Contact Support

lisavalde.com

2-11-11 Dutch Short Gown 1770's or caracao,of a deep purple copper plate printed glazed Holland linen, the design of feathers and shells within flower and leaf meanders, the large neck with brass hooks and eyes fastening, the pleated skirt with wide pleats , waist seam and central back seam, the sleeves with a join from the elbow, three small covered buttons and buttonholes, lined with linen, 26in or 67 cm waist, length shoulder to hem 25 in or 65 cm

Rust-color silk lampas gown with chenille trim (back), European (possibly French), ca. 1770.

eMuseum - View Media

emuseum.history.org

Chintz round gown - 1775-1790 - This round gown is made of a glazed printed cotton which was popular for gowns.
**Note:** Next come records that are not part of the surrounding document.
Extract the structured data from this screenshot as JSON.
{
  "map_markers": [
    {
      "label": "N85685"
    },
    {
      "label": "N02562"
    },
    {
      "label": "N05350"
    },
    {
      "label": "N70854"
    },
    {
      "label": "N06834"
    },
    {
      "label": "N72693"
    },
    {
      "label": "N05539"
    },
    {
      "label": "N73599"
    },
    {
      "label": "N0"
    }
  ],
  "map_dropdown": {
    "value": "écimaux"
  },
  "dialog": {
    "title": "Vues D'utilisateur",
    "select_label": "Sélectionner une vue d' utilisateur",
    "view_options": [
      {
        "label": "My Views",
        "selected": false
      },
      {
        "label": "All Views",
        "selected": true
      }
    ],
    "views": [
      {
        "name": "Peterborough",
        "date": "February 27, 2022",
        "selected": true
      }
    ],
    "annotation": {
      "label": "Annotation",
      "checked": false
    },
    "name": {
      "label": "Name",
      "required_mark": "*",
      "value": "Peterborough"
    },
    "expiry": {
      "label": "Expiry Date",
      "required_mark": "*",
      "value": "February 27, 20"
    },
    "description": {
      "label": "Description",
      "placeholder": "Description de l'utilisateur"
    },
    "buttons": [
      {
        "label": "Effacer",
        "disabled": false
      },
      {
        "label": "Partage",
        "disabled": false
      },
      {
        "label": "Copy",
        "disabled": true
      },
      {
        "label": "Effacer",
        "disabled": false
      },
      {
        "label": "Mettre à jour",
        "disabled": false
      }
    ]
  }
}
It would have been available for purchase once the Revolutionary War ended and fabric was once again being imported from Britain. Round gowns became popular during the last quarter of the 18th century. Most gowns in the 18th century had the skirts split down the front, allowing the petticoat to show. Round gowns did not have a split down the front. zoom icon

A Chinese-yellow silk open-robe, circa 1770, with fitted English-back, pinked ribbons to the bodice robings, skirt with pocket slits, bodice lined in natural linen. Kerry Taylor Auctions.

1770-1780 British Caraco and petticoat at the Victoria and Albert Museum, London - From the curators' comments: "This young woman's jacket (called a caraco in the 18th century) and matching petticoat are made of painted and dyed cotton fabric (chintz) produced in south-east India's Coromandel Coast for export to Europe in about 1770."

Caraco and petticoat | V&A Search the Collections

collections.vam.ac.uk